Task directions: Pull out every line below that contains the word "Gudang".

BEGIN Extracted records

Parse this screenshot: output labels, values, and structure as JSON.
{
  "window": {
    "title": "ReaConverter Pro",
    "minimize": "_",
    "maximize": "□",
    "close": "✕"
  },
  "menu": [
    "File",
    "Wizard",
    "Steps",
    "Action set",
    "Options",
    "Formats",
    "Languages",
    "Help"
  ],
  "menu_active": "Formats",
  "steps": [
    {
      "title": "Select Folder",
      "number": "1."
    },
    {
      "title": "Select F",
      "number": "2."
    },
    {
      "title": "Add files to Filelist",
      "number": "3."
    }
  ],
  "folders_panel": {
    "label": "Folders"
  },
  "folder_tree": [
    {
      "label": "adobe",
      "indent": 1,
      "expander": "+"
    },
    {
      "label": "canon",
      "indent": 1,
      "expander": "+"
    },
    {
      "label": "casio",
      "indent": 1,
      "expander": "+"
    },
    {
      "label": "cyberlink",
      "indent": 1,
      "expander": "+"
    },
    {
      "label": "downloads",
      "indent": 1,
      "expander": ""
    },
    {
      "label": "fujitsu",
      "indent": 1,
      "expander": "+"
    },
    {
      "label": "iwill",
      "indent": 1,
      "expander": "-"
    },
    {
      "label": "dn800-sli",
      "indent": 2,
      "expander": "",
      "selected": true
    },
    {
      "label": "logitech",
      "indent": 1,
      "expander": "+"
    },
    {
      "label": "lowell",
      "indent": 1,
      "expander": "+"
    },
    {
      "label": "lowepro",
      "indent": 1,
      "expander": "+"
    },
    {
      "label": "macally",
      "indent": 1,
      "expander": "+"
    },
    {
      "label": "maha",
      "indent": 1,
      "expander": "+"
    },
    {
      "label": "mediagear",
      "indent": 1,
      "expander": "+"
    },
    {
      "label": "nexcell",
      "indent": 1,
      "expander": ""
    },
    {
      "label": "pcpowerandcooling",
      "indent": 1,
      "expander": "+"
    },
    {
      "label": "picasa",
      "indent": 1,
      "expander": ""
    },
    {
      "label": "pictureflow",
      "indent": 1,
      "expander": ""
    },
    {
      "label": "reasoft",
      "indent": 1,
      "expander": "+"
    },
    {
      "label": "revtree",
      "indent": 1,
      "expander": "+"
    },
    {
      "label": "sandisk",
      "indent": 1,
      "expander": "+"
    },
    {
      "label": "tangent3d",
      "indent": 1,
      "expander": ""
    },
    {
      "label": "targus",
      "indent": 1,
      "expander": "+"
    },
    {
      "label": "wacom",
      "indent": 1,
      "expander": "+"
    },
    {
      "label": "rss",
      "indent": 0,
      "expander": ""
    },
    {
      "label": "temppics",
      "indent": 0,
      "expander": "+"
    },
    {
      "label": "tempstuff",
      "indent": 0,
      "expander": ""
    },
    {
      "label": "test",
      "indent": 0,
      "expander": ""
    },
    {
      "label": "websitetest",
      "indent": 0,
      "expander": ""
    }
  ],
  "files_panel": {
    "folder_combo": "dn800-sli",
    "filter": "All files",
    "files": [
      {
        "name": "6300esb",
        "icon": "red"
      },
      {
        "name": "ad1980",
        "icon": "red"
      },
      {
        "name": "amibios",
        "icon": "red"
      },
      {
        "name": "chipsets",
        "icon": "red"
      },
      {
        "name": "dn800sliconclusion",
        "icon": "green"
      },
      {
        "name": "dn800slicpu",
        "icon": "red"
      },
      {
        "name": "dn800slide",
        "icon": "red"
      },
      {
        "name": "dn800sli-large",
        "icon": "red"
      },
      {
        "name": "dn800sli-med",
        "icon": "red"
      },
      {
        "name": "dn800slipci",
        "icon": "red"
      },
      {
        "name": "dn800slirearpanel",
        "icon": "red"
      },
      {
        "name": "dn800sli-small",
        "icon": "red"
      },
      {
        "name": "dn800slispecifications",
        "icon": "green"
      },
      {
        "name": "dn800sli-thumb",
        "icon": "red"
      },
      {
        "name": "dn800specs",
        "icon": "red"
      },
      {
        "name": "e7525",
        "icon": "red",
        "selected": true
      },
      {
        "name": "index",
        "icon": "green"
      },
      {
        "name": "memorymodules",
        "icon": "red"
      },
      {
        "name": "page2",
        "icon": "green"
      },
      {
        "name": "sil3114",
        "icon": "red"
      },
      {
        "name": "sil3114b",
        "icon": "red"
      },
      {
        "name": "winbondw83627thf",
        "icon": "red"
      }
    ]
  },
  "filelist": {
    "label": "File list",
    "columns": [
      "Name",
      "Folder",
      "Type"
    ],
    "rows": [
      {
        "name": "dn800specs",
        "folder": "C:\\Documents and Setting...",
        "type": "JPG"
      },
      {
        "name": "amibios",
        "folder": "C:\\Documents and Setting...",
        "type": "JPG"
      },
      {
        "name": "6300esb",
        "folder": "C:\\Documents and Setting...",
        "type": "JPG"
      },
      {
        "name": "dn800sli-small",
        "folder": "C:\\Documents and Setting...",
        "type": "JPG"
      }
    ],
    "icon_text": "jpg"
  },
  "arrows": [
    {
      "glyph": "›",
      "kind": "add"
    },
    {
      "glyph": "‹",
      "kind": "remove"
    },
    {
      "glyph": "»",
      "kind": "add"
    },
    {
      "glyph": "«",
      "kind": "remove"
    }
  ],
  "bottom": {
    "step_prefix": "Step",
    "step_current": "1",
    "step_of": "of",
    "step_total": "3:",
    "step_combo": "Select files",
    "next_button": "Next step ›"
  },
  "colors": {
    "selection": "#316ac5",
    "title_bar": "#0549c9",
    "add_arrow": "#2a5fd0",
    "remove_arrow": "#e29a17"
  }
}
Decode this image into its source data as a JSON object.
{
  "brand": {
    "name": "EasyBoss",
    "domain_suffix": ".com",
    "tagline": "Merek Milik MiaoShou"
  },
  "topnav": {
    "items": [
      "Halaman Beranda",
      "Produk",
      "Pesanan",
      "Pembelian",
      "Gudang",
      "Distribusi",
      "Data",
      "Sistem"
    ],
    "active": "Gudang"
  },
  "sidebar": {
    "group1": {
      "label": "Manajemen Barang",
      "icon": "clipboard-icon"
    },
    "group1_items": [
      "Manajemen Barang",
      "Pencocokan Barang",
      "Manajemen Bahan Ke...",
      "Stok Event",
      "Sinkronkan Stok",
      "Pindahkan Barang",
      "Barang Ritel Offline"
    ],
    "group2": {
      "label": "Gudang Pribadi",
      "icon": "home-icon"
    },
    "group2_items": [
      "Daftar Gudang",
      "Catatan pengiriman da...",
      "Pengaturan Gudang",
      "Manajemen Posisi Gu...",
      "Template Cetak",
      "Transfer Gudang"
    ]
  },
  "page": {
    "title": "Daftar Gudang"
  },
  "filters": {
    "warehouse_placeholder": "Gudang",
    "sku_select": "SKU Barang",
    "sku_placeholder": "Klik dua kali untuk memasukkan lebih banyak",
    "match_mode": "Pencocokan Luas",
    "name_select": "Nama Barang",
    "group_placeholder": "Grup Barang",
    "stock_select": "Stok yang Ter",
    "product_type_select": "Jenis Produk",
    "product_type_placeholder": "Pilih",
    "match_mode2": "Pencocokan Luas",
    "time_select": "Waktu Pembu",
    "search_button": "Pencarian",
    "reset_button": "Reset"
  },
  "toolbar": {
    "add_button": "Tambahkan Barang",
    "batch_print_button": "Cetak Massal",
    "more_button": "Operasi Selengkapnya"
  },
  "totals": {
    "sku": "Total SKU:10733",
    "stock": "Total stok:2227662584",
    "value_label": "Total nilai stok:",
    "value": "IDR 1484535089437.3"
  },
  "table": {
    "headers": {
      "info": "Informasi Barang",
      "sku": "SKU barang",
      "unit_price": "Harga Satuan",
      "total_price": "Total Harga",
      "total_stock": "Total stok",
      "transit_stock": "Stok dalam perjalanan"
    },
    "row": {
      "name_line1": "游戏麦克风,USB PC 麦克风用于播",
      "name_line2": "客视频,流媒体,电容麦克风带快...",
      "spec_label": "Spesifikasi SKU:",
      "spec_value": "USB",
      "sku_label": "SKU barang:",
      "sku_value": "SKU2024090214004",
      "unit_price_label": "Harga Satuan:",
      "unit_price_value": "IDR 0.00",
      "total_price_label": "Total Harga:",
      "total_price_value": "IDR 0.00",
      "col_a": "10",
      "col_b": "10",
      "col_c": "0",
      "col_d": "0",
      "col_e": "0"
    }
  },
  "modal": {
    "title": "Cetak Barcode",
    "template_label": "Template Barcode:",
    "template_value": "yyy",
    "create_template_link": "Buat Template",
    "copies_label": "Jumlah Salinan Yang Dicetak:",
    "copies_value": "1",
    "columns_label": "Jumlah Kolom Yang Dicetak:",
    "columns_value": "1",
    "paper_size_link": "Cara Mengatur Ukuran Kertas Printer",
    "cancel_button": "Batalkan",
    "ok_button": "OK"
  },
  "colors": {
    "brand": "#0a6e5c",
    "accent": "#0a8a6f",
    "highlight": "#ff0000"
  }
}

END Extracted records

Output for this exercise:
      "Gudang",
    "active": "Gudang"
      "label": "Gudang Pribadi",
      "Daftar Gudang",
      "Pengaturan Gudang",
      "Transfer Gudang"
    "title": "Daftar Gudang"
    "warehouse_placeholder": "Gudang",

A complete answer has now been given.